Jul 12, 2021

This is when thick, pasty stool accumulates around the stoma instead of falling down into the pouch. As more output is produced, it can start pushing under the baseplate because it has nowhere else to go. If not caught and corrected in time, this can cause leaks and skin irritation.  

Pancaking generally happens for one of two reasons, and often a combination of both:  

The stool is too pasty 

The pouch isn’t open enough for stool to drop down into it 

To “bulk up” stool, increase your intake of insoluble fiber. Bran cereal, dates & figs, lentils, nuts, and avocados are particularly rich in insoluble fiber. Bulking agents like METAMUCIL® or BENEFIBER® can be helpful here too, if you have trouble getting enough fiber through your diet. [Note: This doesn’t apply to ileostomates, who shouldn’t eat a high fiber diet. And remember, ostomates with underlying medical conditions should always consult with a doctor or registered dietician before making changes to their diet). 

If you’re increasing your fiber, whether through diet or a bulking agent, remember to increase your water intake too. This might sound odd, since the goal is to make the stool less pasty, but it’s important. Without extra water, the stool can become too hard. You don’t want to cross the line into constipation!  

You also want to make it easier for the stool to drop away from your stoma and down into the pouch. Sometimes your pouch can stick to itself, like plastic cling wrap, leaving no space for the output to drop into. There are a few tricks to deal with that.  

When applying a new pouch or bag liner, blow air into it to make sure it’s not stuck together. 

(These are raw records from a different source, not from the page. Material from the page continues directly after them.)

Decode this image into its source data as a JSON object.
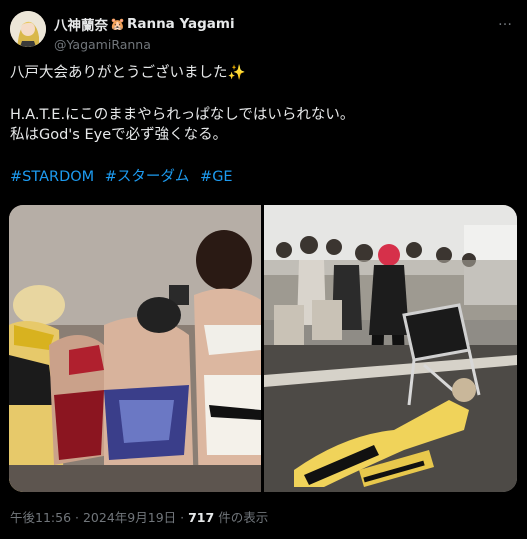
{
  "author": {
    "display_name": "八神蘭奈",
    "emoji": "🐹",
    "display_name_en": "Ranna Yagami",
    "handle": "@YagamiRanna",
    "avatar_icon": "avatar-illustration"
  },
  "more_icon": "…",
  "tweet": {
    "line1": "八戸大会ありがとうございました✨",
    "line2": "H.A.T.E.にこのままやられっぱなしではいられない。",
    "line3": "私はGod's Eyeで必ず強くなる。",
    "hashtags": [
      "#STARDOM",
      "#スターダム",
      "#GE"
    ]
  },
  "meta": {
    "time": "午後11:56",
    "sep1": "·",
    "date": "2024年9月19日",
    "sep2": "·",
    "views": "717",
    "views_label": "件の表示"
  }
}
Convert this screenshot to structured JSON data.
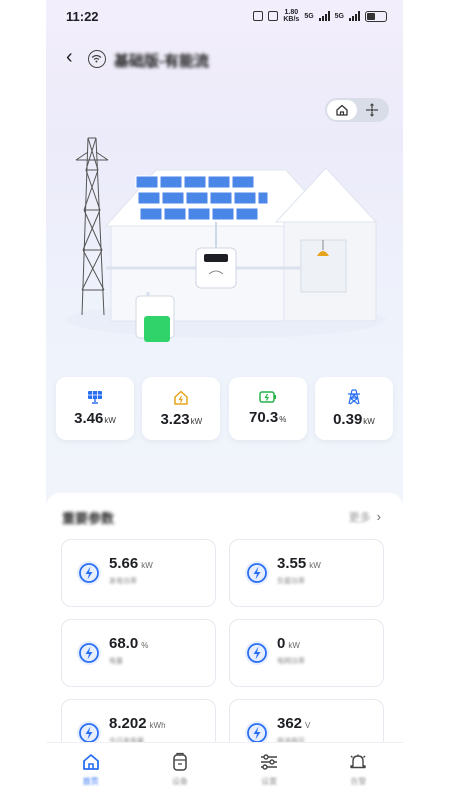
{
  "status_bar": {
    "time": "11:22",
    "net_speed_value": "1.80",
    "net_speed_unit": "KB/s",
    "sim1": "5G",
    "sim2": "5G"
  },
  "header": {
    "title": "基础版-有能流"
  },
  "view_toggle": {
    "active": "home",
    "options": [
      "home-icon",
      "flow-icon"
    ]
  },
  "summary": [
    {
      "icon": "solar-panel-icon",
      "value": "3.46",
      "unit": "kW",
      "color": "#2a6ff2"
    },
    {
      "icon": "home-load-icon",
      "value": "3.23",
      "unit": "kW",
      "color": "#e7a31a"
    },
    {
      "icon": "battery-icon",
      "value": "70.3",
      "unit": "%",
      "color": "#27b34a"
    },
    {
      "icon": "grid-tower-icon",
      "value": "0.39",
      "unit": "kW",
      "color": "#2a6ff2"
    }
  ],
  "params": {
    "title": "重要参数",
    "more_label": "更多",
    "items": [
      {
        "value": "5.66",
        "unit": "kW",
        "label": "发电功率"
      },
      {
        "value": "3.55",
        "unit": "kW",
        "label": "负载功率"
      },
      {
        "value": "68.0",
        "unit": "%",
        "label": "电量"
      },
      {
        "value": "0",
        "unit": "kW",
        "label": "电网功率"
      },
      {
        "value": "8.202",
        "unit": "kWh",
        "label": "今日发电量"
      },
      {
        "value": "362",
        "unit": "V",
        "label": "电池电压"
      }
    ]
  },
  "nav": {
    "items": [
      {
        "label": "首页",
        "icon": "home-icon",
        "active": true
      },
      {
        "label": "设备",
        "icon": "battery-device-icon",
        "active": false
      },
      {
        "label": "设置",
        "icon": "sliders-icon",
        "active": false
      },
      {
        "label": "告警",
        "icon": "bell-icon",
        "active": false
      }
    ]
  },
  "colors": {
    "accent": "#2a6ff2",
    "battery_green": "#27b34a",
    "load_orange": "#e7a31a"
  }
}
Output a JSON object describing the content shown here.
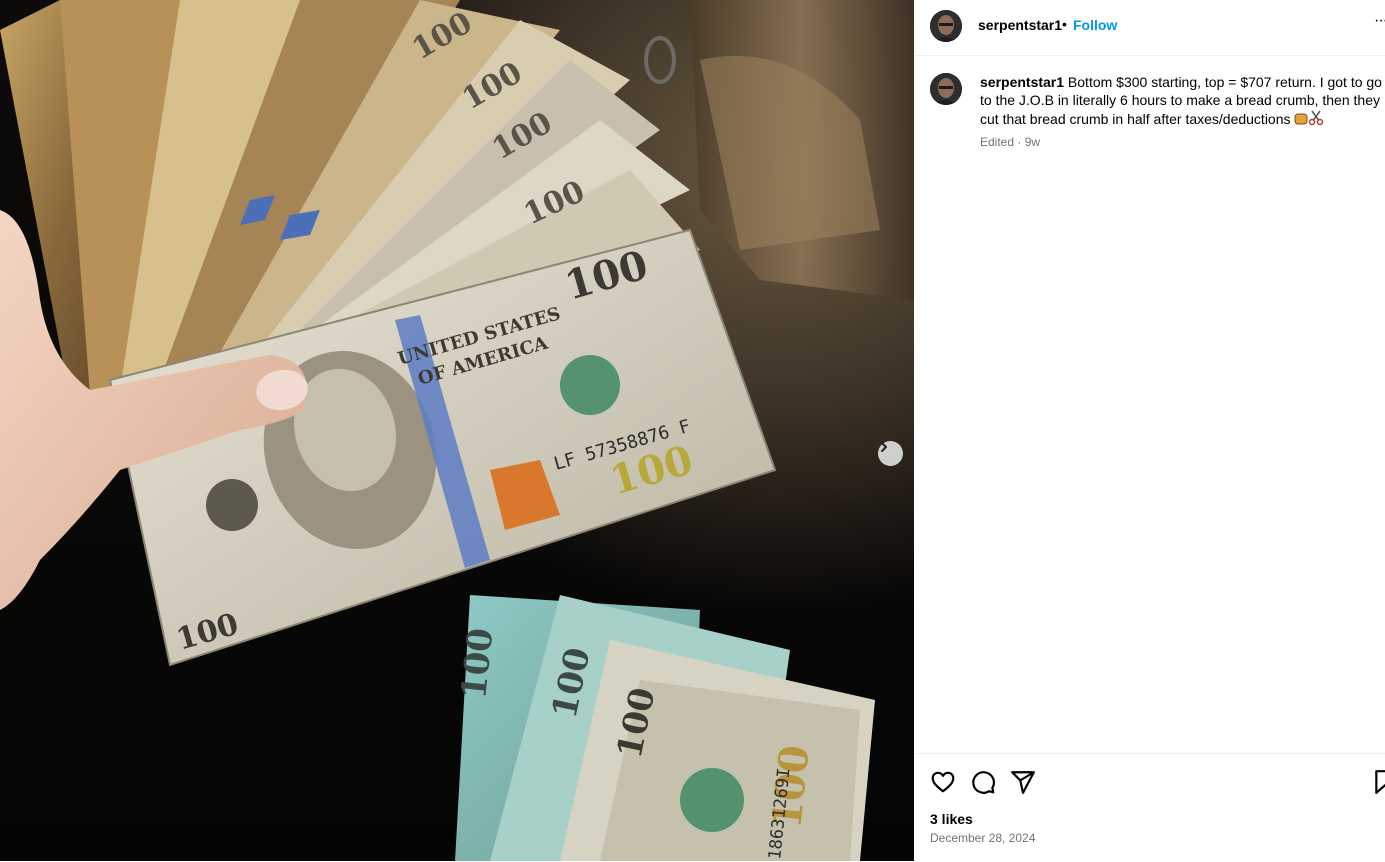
{
  "post": {
    "username": "serpentstar1",
    "separator": "•",
    "follow_label": "Follow",
    "more_label": "···",
    "caption_username": "serpentstar1",
    "caption_text": " Bottom $300 starting, top = $707 return. I got to go to the J.O.B in literally 6 hours to make a bread crumb, then they cut that bread crumb in half after taxes/deductions ",
    "edited_label": "Edited",
    "meta_separator": " · ",
    "age": "9w",
    "likes": "3 likes",
    "date": "December 28, 2024"
  },
  "media": {
    "banknote_denomination": "100",
    "serial_1": "LF 57358876 F",
    "serial_2": "18631269I",
    "next_icon": "chevron-right-icon"
  },
  "icons": {
    "like": "heart-icon",
    "comment": "comment-icon",
    "share": "send-icon",
    "save": "bookmark-icon"
  },
  "colors": {
    "accent": "#0095f6",
    "muted": "#737373",
    "divider": "#efefef"
  }
}
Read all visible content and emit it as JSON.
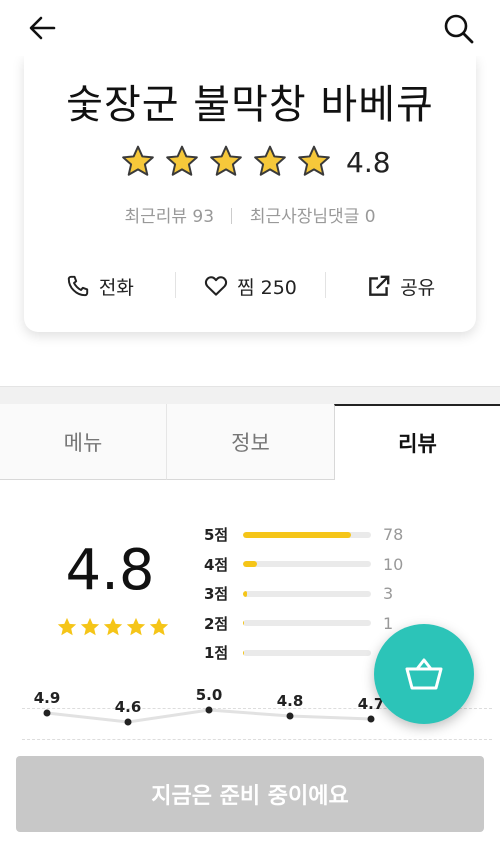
{
  "store": {
    "name": "숯장군 불막창 바베큐",
    "rating": "4.8",
    "star_count": 5,
    "recent_reviews": "최근리뷰 93",
    "owner_comments": "최근사장님댓글 0"
  },
  "actions": {
    "call": "전화",
    "like": "찜 250",
    "share": "공유"
  },
  "tabs": [
    "메뉴",
    "정보",
    "리뷰"
  ],
  "active_tab": "리뷰",
  "review_summary": {
    "score": "4.8",
    "star_color": "#f5c518",
    "distribution": [
      {
        "label": "5점",
        "count": "78",
        "fraction": 0.84
      },
      {
        "label": "4점",
        "count": "10",
        "fraction": 0.11
      },
      {
        "label": "3점",
        "count": "3",
        "fraction": 0.03
      },
      {
        "label": "2점",
        "count": "1",
        "fraction": 0.01
      },
      {
        "label": "1점",
        "count": "",
        "fraction": 0.01
      }
    ]
  },
  "trend": {
    "values": [
      4.9,
      4.6,
      5.0,
      4.8,
      4.7
    ],
    "labels": [
      "4.9",
      "4.6",
      "5.0",
      "4.8",
      "4.7"
    ]
  },
  "order_button": "지금은 준비 중이에요",
  "colors": {
    "accent": "#f5c518",
    "fab": "#2cc4b8",
    "disabled_button": "#c8c8c8"
  },
  "icons": {
    "back": "arrow-left-icon",
    "search": "search-icon",
    "phone": "phone-icon",
    "heart": "heart-icon",
    "share": "share-icon",
    "basket": "basket-icon"
  }
}
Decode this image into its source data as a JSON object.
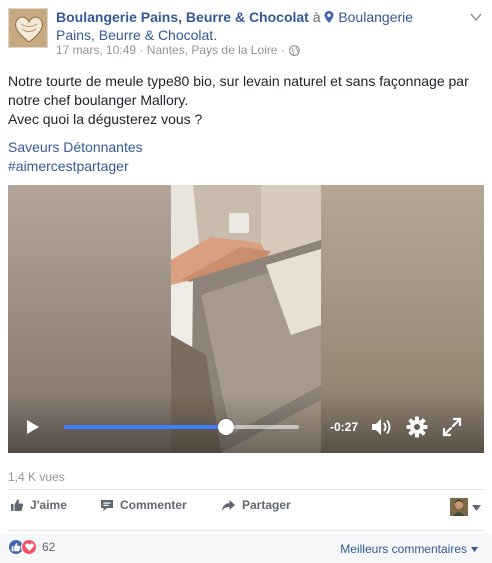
{
  "post": {
    "page_name": "Boulangerie Pains, Beurre & Chocolat",
    "at_word": "à",
    "location_line1": "Boulangerie",
    "location_line2": "Pains, Beurre & Chocolat.",
    "meta": "17 mars, 10:49 · Nantes, Pays de la Loire ·",
    "text_line1": "Notre tourte de meule type80 bio, sur levain naturel et sans façonnage par",
    "text_line2": "notre chef boulanger Mallory.",
    "text_line3": "Avec quoi la dégusterez vous ?",
    "hashtags": [
      "Saveurs Détonnantes",
      "#aimercestpartager"
    ]
  },
  "video": {
    "time_remaining": "-0:27",
    "progress": 0.69
  },
  "views": "1,4 K vues",
  "actions": {
    "like": "J'aime",
    "comment": "Commenter",
    "share": "Partager"
  },
  "footer": {
    "reaction_count": "62",
    "sort_label": "Meilleurs commentaires"
  },
  "colors": {
    "link": "#365899",
    "meta": "#90949c",
    "progress": "#4080ff",
    "like_blue": "#4267b2",
    "love_red": "#f25268"
  },
  "icons": [
    "heart-bread-logo",
    "map-pin-icon",
    "globe-icon",
    "chevron-down-icon",
    "play-icon",
    "volume-icon",
    "gear-icon",
    "fullscreen-icon",
    "thumbs-up-icon",
    "comment-icon",
    "share-icon",
    "heart-icon"
  ]
}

Squeeze a little oil into the pouch opening (or the bag liner after it’s inside the pouch), and rub it around to coat the inside, from top to bottom. You can buy a lubricating deodorant made especially for this purpose, or use baby oil. I’ve even heard of some people spraying cooking oil into the pouch. Whatever you use, make sure it doesn’t get on the flange, as this could interfere with the seal of the pouch.  

Pouches with filters allow gas to escape. That’s a good thing if you have excessive gas. But if it works too well, it can be almost like a vacuum, sucking air out of the pouch and making it stick to itself. If this is happening, try blocking the filters with the little stick-on tabs that usually come with the pouches.  

Another way to keep the pouch open is to drop a wad of wet toilet paper into the bottom. This creates a little space at the bottom of the pouch. It’s not a perfect solution, but anything’s worth a try.  

Some ostomy supply companies offer small foam blocks to place inside the pouches, keeping the sides apart. These are called “stoma bridges.” 

Excessive pressure from tight clothes or tummy wraps can flatten the pouch and keep output from falling into it. Try loosening them up a little to see if it helps.  

Stoma guards are another helpful product. They’re fairly rigid and function like athletic cups. Although principally designed to protect the stoma from injury (like in sports or other physical activities), stoma guards are also great for preventing the pouch – and therefore your output – from being squished and flattened by tight clothes or binders.  

Personally, I had a lot of pancaking with a colostomy until I started using bag liners. Once inserted into the pouch, I shove my fingers down into the liner to make sure it’s open and roomy. Then I squirt a little baby oil into the opening.  

Everyone’s different. What works like magic for one person may not work at all for another. Try a few different techniques to find the best pancaking solution for you. 

Courtesy Joan Scott, author of The Ostomy Raft